A New Vehicle Code Reader

can-obd2

Code reader – I should have discovered this a long time ago!

A few days ago my “Check Engine” light came on on my 2006 Toyota Tacoma. Given it’s age and mileage (nearly 130k), maybe this will start happening occasionally. Despite all of the crazy stuff that write about here, I’m not a terribly experienced auto mechanic, but I decided I would at least try to diagnose the problem myself.

I ordered a Buke U581 CAN OBDII EOBDII Memo Scanner from Amazon for around $50 (although there were some available for much cheaper) and paid for one day shipping.* Once it came in, the biggest challenge was figuring out where the port was. After some Internet searching, Read more »

The DIY Fabnik Wallet Kit

wallet-card

After a short interview for a Makezine.com article, they guys at Fabnik offered to send me one of their wallets to try out. Not being one to turn down free stuff, and realizing that my wallet was somewhat worn, I accepted their offer*, choosing their thin wallet kit.

It was fun to make, and turned out nicely, as seen in the picture above. The orange stitching looks nice (for a Clemson grad), although the holes for it were a little tight. I had to use pliers to get the needles through. The Fabnik crew says that they are working on this, and I would suspect that as this design evolves, it will get even better!

I documented my build in the time lapse and have a few more comments on it after the “read more” link, so be sure to read on for more! Read more »
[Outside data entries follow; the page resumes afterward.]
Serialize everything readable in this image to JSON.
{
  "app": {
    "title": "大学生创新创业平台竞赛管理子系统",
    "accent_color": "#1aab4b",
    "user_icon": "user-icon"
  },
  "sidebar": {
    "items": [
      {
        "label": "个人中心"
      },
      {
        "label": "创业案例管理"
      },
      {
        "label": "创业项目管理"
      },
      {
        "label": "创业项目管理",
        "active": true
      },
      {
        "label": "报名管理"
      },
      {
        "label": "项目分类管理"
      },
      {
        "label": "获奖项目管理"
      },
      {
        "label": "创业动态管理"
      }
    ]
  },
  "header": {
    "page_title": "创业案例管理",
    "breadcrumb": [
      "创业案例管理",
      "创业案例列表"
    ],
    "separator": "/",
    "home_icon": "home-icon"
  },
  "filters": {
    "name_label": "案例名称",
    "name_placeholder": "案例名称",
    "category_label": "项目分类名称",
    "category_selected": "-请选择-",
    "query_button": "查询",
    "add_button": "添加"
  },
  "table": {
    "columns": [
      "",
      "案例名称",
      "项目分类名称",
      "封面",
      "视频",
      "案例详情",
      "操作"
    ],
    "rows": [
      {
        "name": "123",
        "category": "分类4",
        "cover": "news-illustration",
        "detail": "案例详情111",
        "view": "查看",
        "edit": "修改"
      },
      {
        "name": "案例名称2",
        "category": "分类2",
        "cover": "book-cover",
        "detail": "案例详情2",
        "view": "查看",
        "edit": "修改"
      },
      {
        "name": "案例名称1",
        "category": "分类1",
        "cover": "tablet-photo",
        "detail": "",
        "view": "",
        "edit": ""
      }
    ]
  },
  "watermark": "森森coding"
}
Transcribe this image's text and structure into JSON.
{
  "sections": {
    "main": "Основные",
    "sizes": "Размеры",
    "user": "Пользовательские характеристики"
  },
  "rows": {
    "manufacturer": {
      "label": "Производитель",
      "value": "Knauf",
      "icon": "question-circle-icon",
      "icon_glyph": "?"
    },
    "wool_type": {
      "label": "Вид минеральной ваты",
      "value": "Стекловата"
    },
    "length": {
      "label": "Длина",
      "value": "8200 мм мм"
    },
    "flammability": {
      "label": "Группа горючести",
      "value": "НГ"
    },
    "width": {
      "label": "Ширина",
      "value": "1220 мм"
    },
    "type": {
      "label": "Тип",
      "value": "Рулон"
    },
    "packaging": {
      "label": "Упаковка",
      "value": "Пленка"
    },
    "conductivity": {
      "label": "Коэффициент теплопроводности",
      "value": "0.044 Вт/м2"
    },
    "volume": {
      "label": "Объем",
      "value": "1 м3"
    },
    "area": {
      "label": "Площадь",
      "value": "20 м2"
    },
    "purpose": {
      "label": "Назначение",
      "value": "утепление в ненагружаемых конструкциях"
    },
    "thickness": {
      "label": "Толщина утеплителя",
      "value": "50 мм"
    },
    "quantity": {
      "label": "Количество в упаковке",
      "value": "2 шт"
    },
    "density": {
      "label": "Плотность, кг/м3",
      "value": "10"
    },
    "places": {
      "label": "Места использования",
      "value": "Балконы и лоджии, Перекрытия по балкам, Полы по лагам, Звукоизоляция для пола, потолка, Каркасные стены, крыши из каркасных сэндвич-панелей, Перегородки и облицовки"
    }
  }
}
Whippersnapper Runt Rover Assembly

DCIM161GOPROServocity was recently nice enough to send me one of their Whippersnapper Runt Rover robotics platforms to try out. After assembling it, it appears to be a really solid platform with lots of space to mount electronics on it. It even has a cutout for a servo and a platform for a microprocessor such as an Aduino to snap into. As seen in the picture above, I hooked the four pre-wired motors into a breadboard to try it out.

With a fully-independent motor driving each of the four wheels, it should have all kinds of traction for a vehicle this size. The possible disadvantage of a setup like this is that there is some skidding while turning, but, as seen at the end of the video below, this doesn’t seem to be a problem for it whatsoever.

With boards such as the Arduino and Raspberry Pi on the market, the electronics available for creating robots and other projects are can be readily had. The mechanical side of things, however, seems more open for innovation, and it’s great to see relatively cheap mechanical robotics kits like this become available!